My first pony training job is going to be a blast. The property where Apple Jack lives is beautiful, and the owners are true animal lovers. I feel honored they asked me to work with Apple Jack. I was very upfront about my training experience, and that this is more of a hobby than profession for me. At the very least I could explain their harness to them, knowing exactly how difficult it is to find harnessing details as a newbie. So we began the first steps of training.
After evaluating Apple Jack’s training level, we were able to skip ahead to ground driving with a halter. Previous owners had already taught Apple Jack the basics of lunging which is the foundation of my driving training method. The gelding was a total sweet heart and quick study. It only took a few minutes, before he was walking in front of me and yielding to rein pressure. After several circles in both directions Apple Jack was beginning to soften and able to perform a few figure eights with progressively lighter cues.

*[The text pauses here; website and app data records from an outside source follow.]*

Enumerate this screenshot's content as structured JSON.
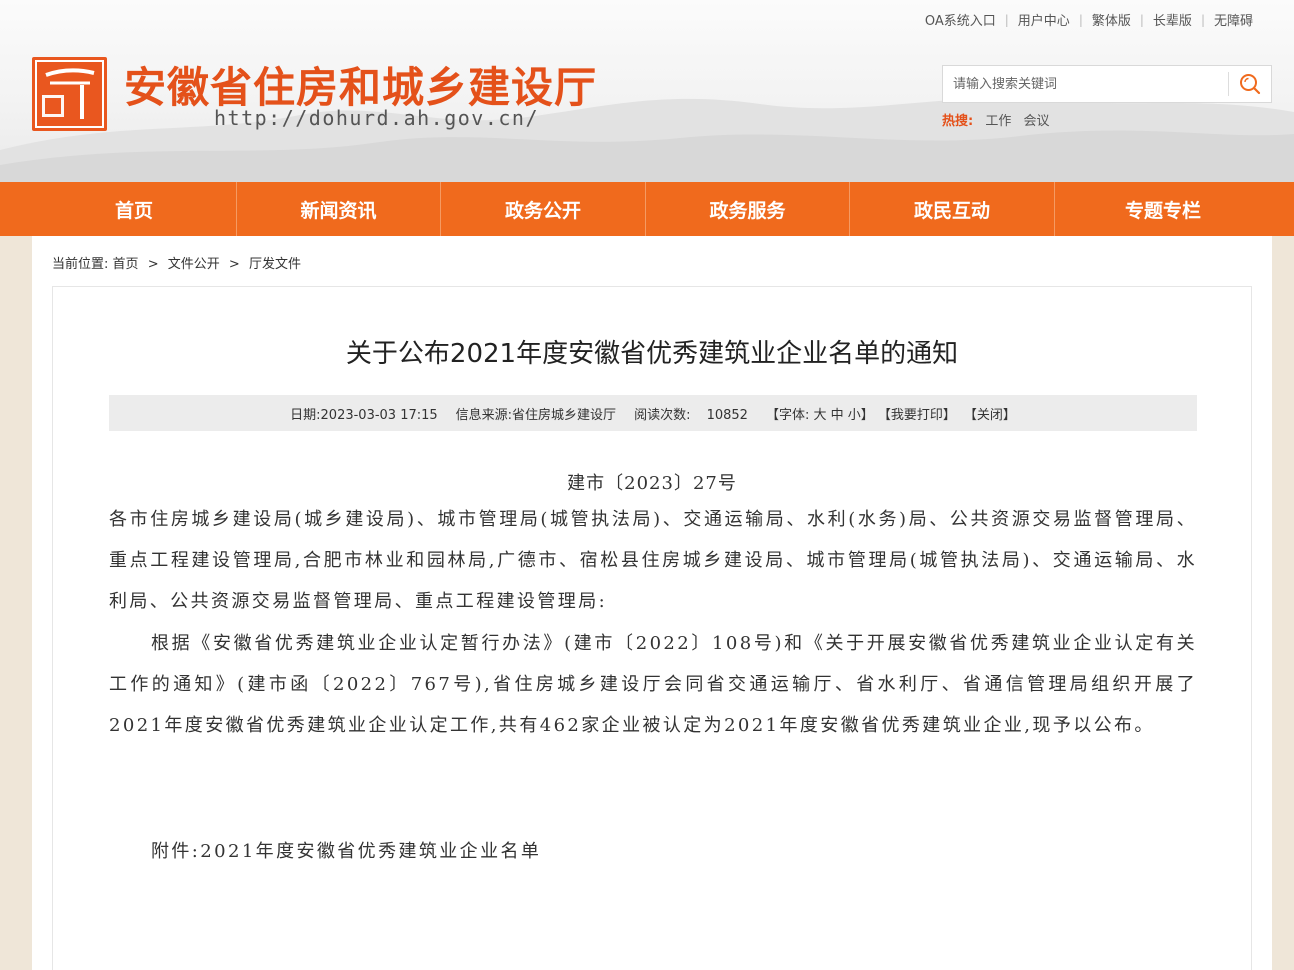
{
  "top_links": [
    "OA系统入口",
    "用户中心",
    "繁体版",
    "长辈版",
    "无障碍"
  ],
  "site": {
    "title": "安徽省住房和城乡建设厅",
    "url": "http://dohurd.ah.gov.cn/",
    "logo_icon": "anhui-housing-construction-logo",
    "brand_color": "#e4511a"
  },
  "search": {
    "placeholder": "请输入搜索关键词",
    "icon": "search-icon"
  },
  "hot_search": {
    "label": "热搜:",
    "items": [
      "工作",
      "会议"
    ]
  },
  "nav": {
    "items": [
      "首页",
      "新闻资讯",
      "政务公开",
      "政务服务",
      "政民互动",
      "专题专栏"
    ],
    "color": "#f06a1d"
  },
  "breadcrumb": {
    "label": "当前位置:",
    "items": [
      "首页",
      "文件公开",
      "厅发文件"
    ],
    "separator": ">"
  },
  "article": {
    "title": "关于公布2021年度安徽省优秀建筑业企业名单的通知",
    "meta": {
      "date": "日期:2023-03-03 17:15",
      "source": "信息来源:省住房城乡建设厅",
      "reads_label": "阅读次数:",
      "reads_count": "10852",
      "font_label": "【字体:",
      "font_large": "大",
      "font_medium": "中",
      "font_small": "小】",
      "print": "【我要打印】",
      "close": "【关闭】"
    },
    "doc_no": "建市〔2023〕27号",
    "recipients": "各市住房城乡建设局(城乡建设局)、城市管理局(城管执法局)、交通运输局、水利(水务)局、公共资源交易监督管理局、重点工程建设管理局,合肥市林业和园林局,广德市、宿松县住房城乡建设局、城市管理局(城管执法局)、交通运输局、水利局、公共资源交易监督管理局、重点工程建设管理局:",
    "paragraph": "根据《安徽省优秀建筑业企业认定暂行办法》(建市〔2022〕108号)和《关于开展安徽省优秀建筑业企业认定有关工作的通知》(建市函〔2022〕767号),省住房城乡建设厅会同省交通运输厅、省水利厅、省通信管理局组织开展了2021年度安徽省优秀建筑业企业认定工作,共有462家企业被认定为2021年度安徽省优秀建筑业企业,现予以公布。",
    "attachment": "附件:2021年度安徽省优秀建筑业企业名单"
  }
}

Like most ponies new to the ground driving process, he wanted to wheel around and face me. After spending his entire life as a pet and lead line pony, the concept of walking in front of a human is foreign to him. By the end of my visit, Apple Jack had made significant improvements. His owners are sitting in on the training sessions so they can work with him in between my sessions. The owners are hopeful that eventually Apple Jack can be driven in parades and by a child. It’s important that they understand reasons for each step of his training. They will need to know how to trouble shoot when I’m not there to assist them.

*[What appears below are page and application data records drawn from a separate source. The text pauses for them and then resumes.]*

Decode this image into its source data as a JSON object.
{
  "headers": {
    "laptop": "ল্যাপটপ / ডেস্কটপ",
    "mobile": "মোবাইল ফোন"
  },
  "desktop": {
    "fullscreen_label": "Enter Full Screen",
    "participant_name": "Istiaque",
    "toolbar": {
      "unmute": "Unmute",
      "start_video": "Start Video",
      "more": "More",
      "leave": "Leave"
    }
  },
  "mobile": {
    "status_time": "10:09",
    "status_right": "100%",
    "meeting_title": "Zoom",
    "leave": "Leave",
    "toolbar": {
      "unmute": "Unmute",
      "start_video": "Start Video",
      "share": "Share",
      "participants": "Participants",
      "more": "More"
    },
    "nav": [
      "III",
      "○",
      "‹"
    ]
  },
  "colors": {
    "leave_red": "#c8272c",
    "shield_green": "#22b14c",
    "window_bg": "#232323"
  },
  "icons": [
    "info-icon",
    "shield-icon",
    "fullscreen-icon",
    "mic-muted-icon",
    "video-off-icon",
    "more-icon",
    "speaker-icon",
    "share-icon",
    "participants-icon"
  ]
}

After finishing up with my first trainee of the night, I was off to work my own animals. Now that my own Apple Jack is working consistently and has several successful trips through the neighborhood behind our farm, it is time for Moonshine (aka Dixieland Delight) to begin driving training. Moonshine and I have been working on groundwork, lunging, and pony tricks since November. So she’s starting off at the same point that Apple Jack # 2 is, ground driving with a halter. It will be interesting to see how close their training timelines track with each of them starting at the same point tonight. Moonshine did not pick up the halter ground driving as quickly as Apple Jack #2. I really didn’t expect her to, because I have a sense that Apple Jack #2 is more of a people pleaser than Moonshine.
Moonshine did make some progress with her Spanish Walk tonight. We’ve been working on it inconsistently since December. It took her a while to get the concept of striking out, but tonight she was offering both front legs and I added another cue to accompany my voice and whip cues. The end goal is for her to walk beside of me and step in sync with my legs when I step forward. She had several good maneuvers and we ended the night with success on both fronts, halter ground driving and Spanish walk.

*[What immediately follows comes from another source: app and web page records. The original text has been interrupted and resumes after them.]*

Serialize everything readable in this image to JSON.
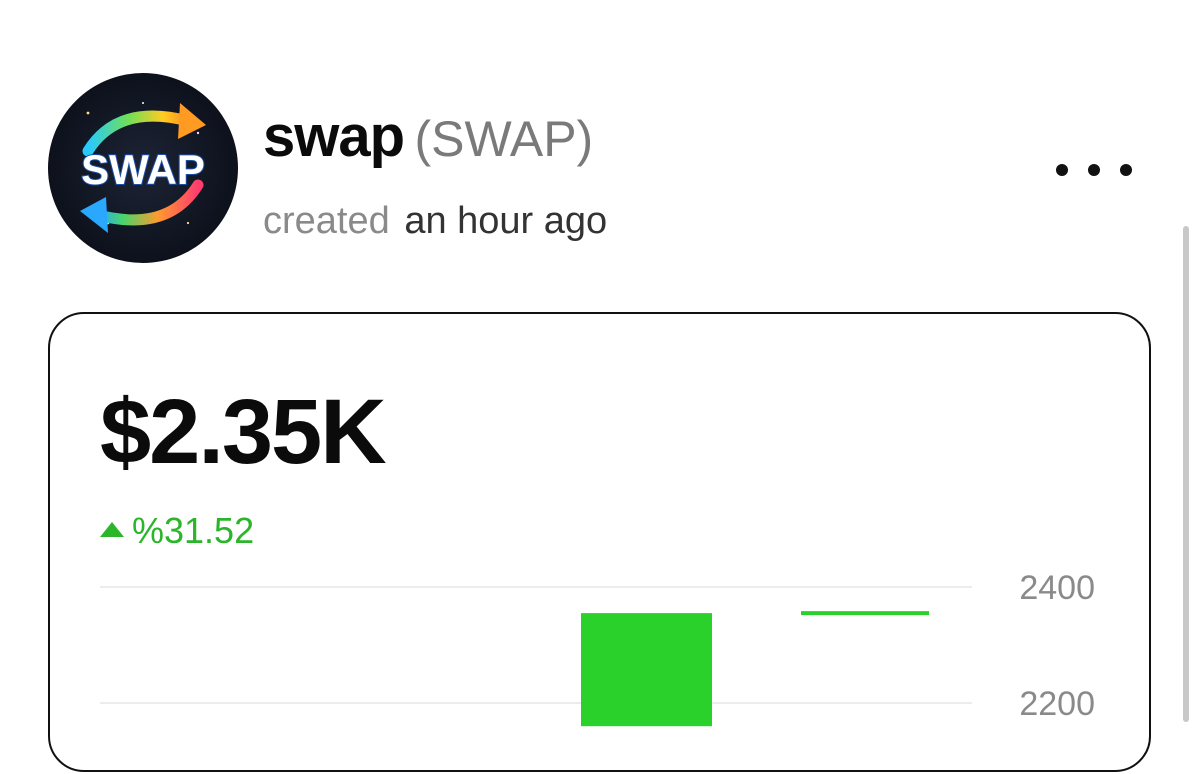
{
  "token": {
    "name": "swap",
    "ticker": "(SWAP)",
    "avatar_text": "SWAP",
    "created_label": "created",
    "created_time": "an hour ago"
  },
  "menu": {
    "icon": "more-horizontal-icon"
  },
  "card": {
    "price": "$2.35K",
    "change": "%31.52",
    "change_direction": "up",
    "colors": {
      "positive": "#2bb52b",
      "bar": "#2bd12b"
    }
  },
  "chart_data": {
    "type": "bar",
    "ytick_labels": [
      "2400",
      "2200"
    ],
    "yticks": [
      2400,
      2200
    ],
    "bars": [
      {
        "x_index": 0,
        "open": 2160,
        "close": 2355
      }
    ],
    "last_price_line": 2355,
    "ylim": [
      2140,
      2420
    ]
  }
}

I was hesitant to take on training a pony for someone else, but after meeting Apple Jack #2’s wonderful owners and figuring out how to fit one more horse into my training schedule, I’m super excited! If I have two more ponies trained by July, I’ll be well on my way to exceeding the equestrian goals I set for myself. Despite training set-backs in January and February due to illness and weather, I’m on schedule and in some areas ahead of plan. Either I’m really dedicated or I didn’t challenge myself enough in my goals, but overall I couldn’t be happier! It was a great night!